How to import ASCII FBX files to Blender?
At some point during the development of a project you might find a 3D model that you would like to import to Blender, and that model could add up to your interior layout plan. But, once you get to the file you find out that it is only available as an FBX file. Since Blender does support FBX files, you go to the File menu and from the import section, choose the FBX option.
After a few seconds, you see a terrible message in the Blender Console saying that you can't import ASCII FBX files.
What is the difference? Are there multiple formats of FBX files?
About FBX files, you will find two variants which are ASCII FBX and Binary FBX. When you are importing a file Blender can only handle the Binary format. But, in the opposite direction, it can export both Binary and ASCII formats.
An ASCII FBX file is a text file, which is human readable. Just to make a quick check, you can export the default Blender scene with the cube, camera, and lamp as an ASCII FBX file. Get a plain text file editor, and you will be able to see all information from the ASCII FBX file.
Every possible information about the file is there including names, materials, hierarchy, and more. You can even change some of the settings, since it is just a plain text file and save it again.
The Binary FBX is only readable by programs and will not show formatted information when you try to open that as text. To use FBX in Blender to create an architectural visualization, you should always prefer the binary variant.
Now, answering the title of this post. How to import ASCII FBX to Blender? Unfortunately, you can't do that directly. You have to convert it to binary. Having access to the original software where you created the FBX is a great help because you probably will be able to select the FBX type before exporting.
For maximum compatibility, get the binary FBX.

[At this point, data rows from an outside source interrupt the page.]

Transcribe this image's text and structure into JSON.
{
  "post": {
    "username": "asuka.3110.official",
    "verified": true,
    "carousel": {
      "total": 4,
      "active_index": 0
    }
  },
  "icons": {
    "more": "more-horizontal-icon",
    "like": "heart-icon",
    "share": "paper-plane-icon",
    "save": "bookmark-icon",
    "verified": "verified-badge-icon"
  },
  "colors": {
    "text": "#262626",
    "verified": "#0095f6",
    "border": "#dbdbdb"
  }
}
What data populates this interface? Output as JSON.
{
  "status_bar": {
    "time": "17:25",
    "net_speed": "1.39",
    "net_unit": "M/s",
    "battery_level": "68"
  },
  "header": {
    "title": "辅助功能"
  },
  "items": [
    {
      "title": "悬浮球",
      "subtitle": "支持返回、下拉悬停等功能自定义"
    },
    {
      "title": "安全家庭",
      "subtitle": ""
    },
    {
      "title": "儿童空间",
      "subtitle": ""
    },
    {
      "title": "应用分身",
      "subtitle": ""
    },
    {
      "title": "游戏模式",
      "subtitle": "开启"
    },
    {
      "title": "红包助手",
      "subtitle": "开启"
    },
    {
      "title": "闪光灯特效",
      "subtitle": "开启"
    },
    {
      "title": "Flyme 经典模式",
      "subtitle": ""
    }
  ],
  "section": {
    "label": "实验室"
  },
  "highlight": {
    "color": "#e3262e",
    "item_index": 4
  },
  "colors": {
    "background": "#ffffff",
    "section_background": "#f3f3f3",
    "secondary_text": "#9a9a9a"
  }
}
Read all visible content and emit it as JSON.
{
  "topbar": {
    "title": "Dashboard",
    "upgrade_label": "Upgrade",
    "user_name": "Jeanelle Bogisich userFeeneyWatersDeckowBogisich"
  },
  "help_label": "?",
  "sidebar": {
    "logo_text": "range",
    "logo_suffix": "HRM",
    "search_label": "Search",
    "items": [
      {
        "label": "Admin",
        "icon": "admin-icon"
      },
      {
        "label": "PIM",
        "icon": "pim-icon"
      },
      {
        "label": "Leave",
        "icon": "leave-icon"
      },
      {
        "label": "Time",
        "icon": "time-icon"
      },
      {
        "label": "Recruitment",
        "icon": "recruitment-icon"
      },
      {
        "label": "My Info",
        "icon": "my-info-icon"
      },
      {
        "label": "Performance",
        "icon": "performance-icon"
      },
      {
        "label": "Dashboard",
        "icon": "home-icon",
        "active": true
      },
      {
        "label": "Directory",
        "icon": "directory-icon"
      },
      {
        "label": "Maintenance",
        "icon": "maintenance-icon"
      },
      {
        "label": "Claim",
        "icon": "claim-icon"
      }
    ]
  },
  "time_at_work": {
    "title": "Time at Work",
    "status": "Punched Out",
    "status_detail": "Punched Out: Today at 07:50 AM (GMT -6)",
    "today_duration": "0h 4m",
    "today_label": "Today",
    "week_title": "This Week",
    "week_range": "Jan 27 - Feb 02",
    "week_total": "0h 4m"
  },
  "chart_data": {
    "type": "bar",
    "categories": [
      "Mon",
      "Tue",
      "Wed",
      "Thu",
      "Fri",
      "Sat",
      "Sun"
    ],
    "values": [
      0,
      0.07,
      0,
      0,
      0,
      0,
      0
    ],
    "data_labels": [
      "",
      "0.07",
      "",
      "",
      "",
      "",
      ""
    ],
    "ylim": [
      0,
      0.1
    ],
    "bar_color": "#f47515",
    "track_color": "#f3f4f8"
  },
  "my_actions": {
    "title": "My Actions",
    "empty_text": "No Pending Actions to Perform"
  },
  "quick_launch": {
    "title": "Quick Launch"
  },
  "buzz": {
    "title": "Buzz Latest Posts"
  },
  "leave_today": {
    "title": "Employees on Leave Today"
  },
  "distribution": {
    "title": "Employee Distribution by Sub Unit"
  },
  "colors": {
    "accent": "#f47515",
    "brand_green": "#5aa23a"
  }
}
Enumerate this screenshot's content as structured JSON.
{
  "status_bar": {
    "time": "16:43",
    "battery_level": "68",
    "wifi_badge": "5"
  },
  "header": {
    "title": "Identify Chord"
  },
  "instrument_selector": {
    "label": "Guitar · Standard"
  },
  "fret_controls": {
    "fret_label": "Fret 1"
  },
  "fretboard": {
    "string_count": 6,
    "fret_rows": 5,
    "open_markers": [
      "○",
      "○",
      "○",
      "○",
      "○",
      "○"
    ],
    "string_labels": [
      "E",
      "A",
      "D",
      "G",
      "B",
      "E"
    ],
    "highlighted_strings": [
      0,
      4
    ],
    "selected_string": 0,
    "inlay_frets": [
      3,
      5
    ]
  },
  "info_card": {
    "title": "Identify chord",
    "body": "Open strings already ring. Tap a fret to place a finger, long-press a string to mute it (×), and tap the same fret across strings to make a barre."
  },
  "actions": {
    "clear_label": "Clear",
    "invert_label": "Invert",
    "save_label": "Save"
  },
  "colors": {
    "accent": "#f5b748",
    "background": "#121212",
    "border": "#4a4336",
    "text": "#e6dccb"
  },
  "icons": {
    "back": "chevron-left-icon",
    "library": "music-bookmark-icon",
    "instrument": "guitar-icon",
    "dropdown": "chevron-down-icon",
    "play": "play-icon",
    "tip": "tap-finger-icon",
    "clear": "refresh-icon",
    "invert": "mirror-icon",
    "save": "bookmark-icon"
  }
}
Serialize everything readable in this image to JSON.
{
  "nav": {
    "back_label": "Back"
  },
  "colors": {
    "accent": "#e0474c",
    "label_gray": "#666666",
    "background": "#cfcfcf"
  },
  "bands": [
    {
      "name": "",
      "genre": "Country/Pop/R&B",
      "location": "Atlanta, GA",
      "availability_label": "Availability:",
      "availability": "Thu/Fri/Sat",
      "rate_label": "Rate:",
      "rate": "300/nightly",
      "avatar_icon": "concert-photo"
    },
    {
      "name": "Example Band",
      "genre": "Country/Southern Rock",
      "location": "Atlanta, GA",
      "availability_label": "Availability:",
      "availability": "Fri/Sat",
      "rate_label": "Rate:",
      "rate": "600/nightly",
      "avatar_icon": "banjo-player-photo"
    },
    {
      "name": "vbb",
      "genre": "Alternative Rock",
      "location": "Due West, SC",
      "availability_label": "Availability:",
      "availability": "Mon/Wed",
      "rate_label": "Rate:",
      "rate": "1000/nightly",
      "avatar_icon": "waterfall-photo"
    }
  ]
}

What if you don't have access to the software? In that case, you will have to use a tool to convert from ASCII to binary. There is even one tool to perform that from Autodesk, and it is free to use. That is a great help when you have to get an FBX file to Blender, and the author of the model forgot to create a binary variant.